Google automates creativity with Google Sets

Writing is output, and you need to load up your brain with ideas every so often or your output begins to look like bad copies of your previous output; like the dumber cc's of Michael Keaton in Multiplicity.

I'm a writer and my tool box is a set of bookmarks I drag around from computer to computer, browser to browser. I think I use rhymezone, onelook and a list of idioms the most.

But the ever innovative Google Labs -- in which 1000 PhD's are locked deep within Cheyenne Mountain for 18 months at a time to develop world-changing web tools -- has released a new tool called Google Sets.

It's simple: you think of a few concepts and let Google Sets derive common themes between the concepts. They should have called it Google Triangulation; either way, it does some of the creative thinking for you.

Pink Floyd vigorously defending the introduction of electronics into their music; Geddy Lee had a trite saying about that. In both cases the view was that electronic instruments don't replace the creative process; they're just new tools for a musician to work with.

But I think Google Sets, etc., perhaps does replace a bit of thinking. It obfuscates derivation, but doesn't filter it through the mind. Okay, so is filtered derivation creativity?
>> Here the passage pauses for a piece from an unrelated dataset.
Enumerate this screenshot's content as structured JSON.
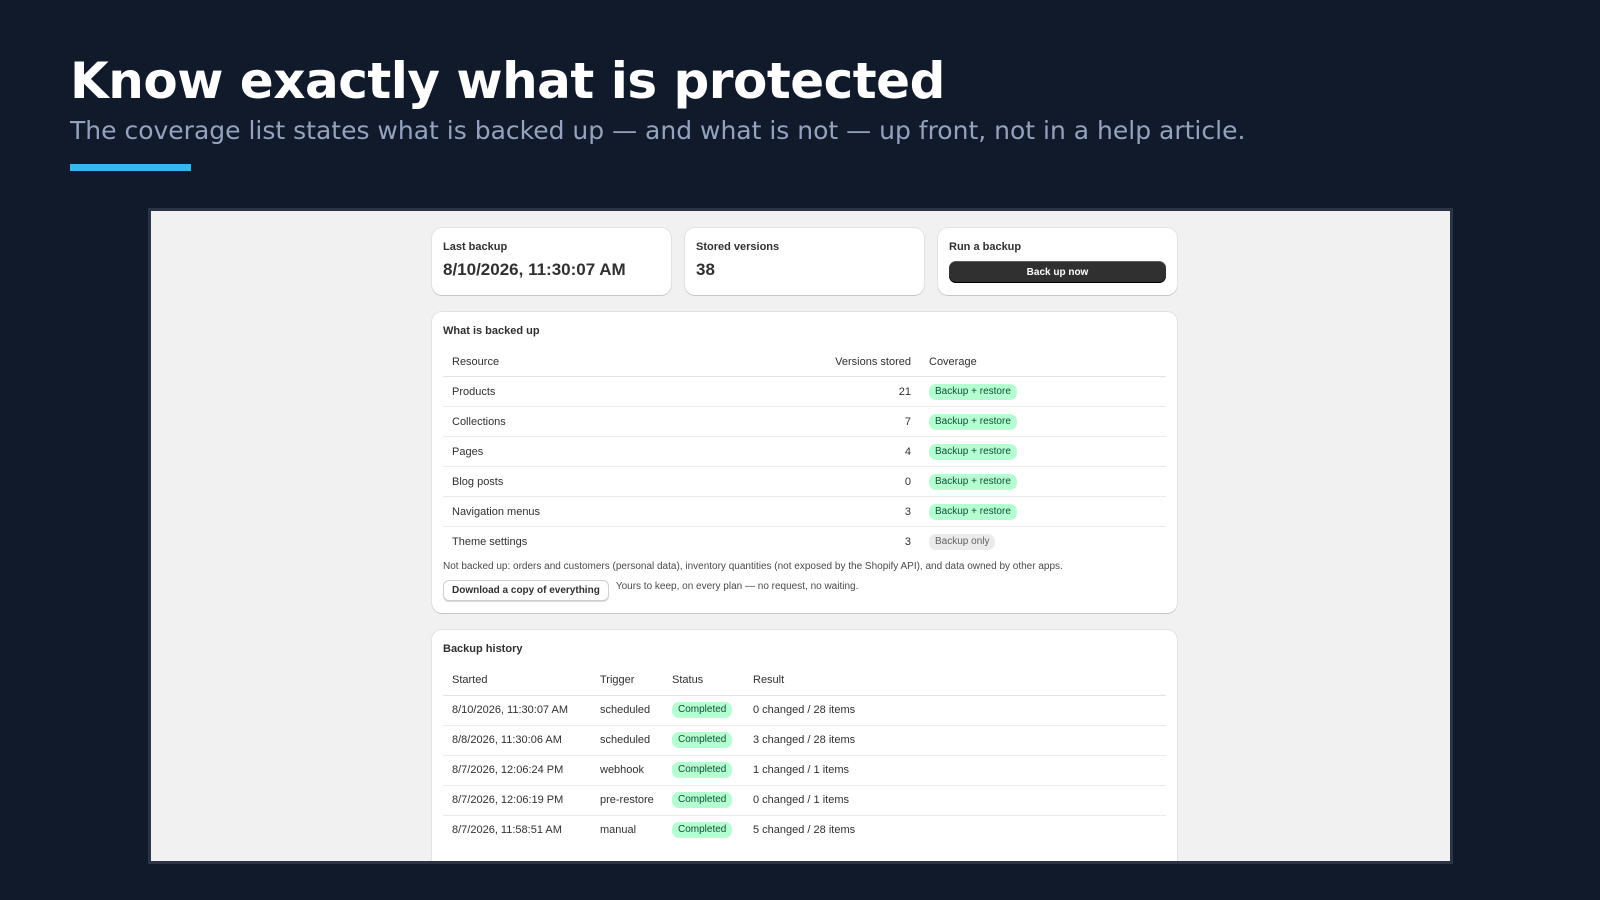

I think this just got a bit too philosophical.

Google Sets: makes it darn easy to come up with stuff!